▶ _WHAT YOU SHOULD DO_: How many lines in the records below contain "handle"? Reply with the number only.

▶ _TASK INPUTS_:
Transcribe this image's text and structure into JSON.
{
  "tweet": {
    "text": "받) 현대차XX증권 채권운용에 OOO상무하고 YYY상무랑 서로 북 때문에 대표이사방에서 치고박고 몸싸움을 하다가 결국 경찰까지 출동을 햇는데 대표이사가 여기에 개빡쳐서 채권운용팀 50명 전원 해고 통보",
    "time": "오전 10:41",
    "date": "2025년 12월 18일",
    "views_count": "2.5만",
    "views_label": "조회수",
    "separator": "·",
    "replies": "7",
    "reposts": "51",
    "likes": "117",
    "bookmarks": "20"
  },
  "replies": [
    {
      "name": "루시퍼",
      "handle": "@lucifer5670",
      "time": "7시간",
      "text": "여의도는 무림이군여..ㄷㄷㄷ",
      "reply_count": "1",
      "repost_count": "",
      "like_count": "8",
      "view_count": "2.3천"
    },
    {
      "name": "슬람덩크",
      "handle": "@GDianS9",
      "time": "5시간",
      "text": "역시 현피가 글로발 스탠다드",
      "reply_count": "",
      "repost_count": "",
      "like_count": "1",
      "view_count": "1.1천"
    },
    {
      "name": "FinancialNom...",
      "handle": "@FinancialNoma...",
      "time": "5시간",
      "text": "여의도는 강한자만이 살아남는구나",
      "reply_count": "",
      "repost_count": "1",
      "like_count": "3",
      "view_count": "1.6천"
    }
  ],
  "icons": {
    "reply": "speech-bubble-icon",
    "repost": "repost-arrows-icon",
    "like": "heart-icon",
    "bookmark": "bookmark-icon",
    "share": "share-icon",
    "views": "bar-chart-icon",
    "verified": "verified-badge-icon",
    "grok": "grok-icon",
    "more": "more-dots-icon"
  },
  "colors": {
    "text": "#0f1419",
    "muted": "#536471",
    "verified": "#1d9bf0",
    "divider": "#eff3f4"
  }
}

▶ _ANSWER AREA_: 3